The federal legalization of medical marijuana could also prove critical in the American opioid epidemic. The Trump-formed Commission on Combating Drug Addiction and the Opioid Crisis issued a report on Monday that called for the president to “declare a state of emergency” based on the severity of opioid addiction nationwide. Multiple studies have demonstrated a correlation between marijuana legalization and a decrease in opioid abuse and overdose.

The Marijuana Justice Act’s path to legalization is not a direct one. Attorney General and Noted Racist Jeff Sessions has gone on record about his desire to crack down on marijuana and expand federal control over state marijuana laws. During the live stream, Booker called Sessions’s opposition to marijuana legalization “outrageous and unacceptable.”

WASHINGTON, DC - JULY 20: U.S. Attorney General Jeff Sessions holds a news conference to announce an 'international cybercrime enforcement action' at the Department of Justice July 20, 2017 in Washington, DC. President Donald Trump said Wednesday in an interview with the New York Times that he never would have appointed Sessions had he known Sessions would recuse himself from overseeing the investigation into Russian interference in the 2016 presidential election. 'Sessions should have never recused himself, and if he was going to recuse himself, he should have told me before he took the job and I would have picked somebody else,' Trump said. (Photo by Chip Somodevilla/Getty Images)
Jeff, buddy, you look a little tense. I think I know something that could help you unwind...

Americans are keener on legal weed than ever before.
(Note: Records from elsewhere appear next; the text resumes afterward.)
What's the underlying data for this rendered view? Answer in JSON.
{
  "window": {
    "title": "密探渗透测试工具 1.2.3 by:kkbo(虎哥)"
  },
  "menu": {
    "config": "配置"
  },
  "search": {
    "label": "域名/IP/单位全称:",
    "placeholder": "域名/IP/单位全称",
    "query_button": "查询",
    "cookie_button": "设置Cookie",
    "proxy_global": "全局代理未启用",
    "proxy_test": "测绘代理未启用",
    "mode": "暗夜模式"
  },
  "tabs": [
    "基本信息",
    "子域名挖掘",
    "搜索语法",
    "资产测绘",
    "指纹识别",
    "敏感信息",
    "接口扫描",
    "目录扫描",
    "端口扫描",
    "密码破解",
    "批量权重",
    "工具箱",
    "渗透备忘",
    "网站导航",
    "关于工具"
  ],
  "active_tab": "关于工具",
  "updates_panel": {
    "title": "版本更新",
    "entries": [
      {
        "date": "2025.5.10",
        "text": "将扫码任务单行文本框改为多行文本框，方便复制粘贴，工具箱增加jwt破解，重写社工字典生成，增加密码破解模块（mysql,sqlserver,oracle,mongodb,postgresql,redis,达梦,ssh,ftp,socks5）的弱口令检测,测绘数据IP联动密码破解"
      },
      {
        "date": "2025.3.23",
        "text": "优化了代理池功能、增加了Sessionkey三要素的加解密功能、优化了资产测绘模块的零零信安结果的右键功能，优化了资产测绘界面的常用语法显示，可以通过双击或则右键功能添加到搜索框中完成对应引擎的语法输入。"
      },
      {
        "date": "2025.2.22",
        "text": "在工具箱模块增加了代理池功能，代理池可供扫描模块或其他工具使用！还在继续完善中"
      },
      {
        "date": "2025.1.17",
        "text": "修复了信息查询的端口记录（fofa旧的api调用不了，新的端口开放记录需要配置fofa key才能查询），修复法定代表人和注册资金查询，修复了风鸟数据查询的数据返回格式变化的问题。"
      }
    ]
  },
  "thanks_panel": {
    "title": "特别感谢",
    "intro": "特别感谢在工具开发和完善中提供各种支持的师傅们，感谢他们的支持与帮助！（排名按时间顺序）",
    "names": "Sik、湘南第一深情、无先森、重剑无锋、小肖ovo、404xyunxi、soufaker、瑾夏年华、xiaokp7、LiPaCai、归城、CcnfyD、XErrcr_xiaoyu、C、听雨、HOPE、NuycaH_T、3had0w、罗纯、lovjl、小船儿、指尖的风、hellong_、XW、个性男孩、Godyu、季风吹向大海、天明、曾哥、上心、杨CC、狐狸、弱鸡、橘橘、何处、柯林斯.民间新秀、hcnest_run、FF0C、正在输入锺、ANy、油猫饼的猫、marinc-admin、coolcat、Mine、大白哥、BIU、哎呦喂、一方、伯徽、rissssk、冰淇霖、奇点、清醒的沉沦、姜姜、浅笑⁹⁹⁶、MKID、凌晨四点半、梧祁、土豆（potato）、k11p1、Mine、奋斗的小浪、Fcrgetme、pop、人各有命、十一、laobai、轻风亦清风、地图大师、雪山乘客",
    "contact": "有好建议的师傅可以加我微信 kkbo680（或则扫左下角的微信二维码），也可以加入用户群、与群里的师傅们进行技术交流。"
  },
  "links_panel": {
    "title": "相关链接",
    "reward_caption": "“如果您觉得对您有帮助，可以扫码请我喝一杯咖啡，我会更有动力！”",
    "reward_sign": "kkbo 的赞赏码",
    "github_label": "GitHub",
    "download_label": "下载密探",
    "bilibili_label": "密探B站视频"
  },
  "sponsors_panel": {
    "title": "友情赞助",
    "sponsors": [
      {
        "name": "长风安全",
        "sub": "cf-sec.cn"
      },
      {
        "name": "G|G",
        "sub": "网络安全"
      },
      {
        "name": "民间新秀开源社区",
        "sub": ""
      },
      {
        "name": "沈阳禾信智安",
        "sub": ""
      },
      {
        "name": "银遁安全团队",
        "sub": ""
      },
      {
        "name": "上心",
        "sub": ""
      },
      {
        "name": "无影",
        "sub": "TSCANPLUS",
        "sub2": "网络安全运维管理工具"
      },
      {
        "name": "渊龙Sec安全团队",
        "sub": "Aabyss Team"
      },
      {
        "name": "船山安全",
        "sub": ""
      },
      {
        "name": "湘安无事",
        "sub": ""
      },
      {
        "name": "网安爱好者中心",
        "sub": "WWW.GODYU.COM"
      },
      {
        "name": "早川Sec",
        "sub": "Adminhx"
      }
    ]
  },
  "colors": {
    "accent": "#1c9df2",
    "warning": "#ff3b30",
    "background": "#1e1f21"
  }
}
According to a CBS News poll released in April, 61 percent of Americans favor legalizing marijuana.

Booker said that at the time of the live stream, the bill currently lacked other sponsors, and urged those watching to contact their representatives to ask them to support the bill.

“I don’t think folks understand that we are all implicated in this broken system,” Booker said. “Your tax dollars are being drained by this war on marijuana.”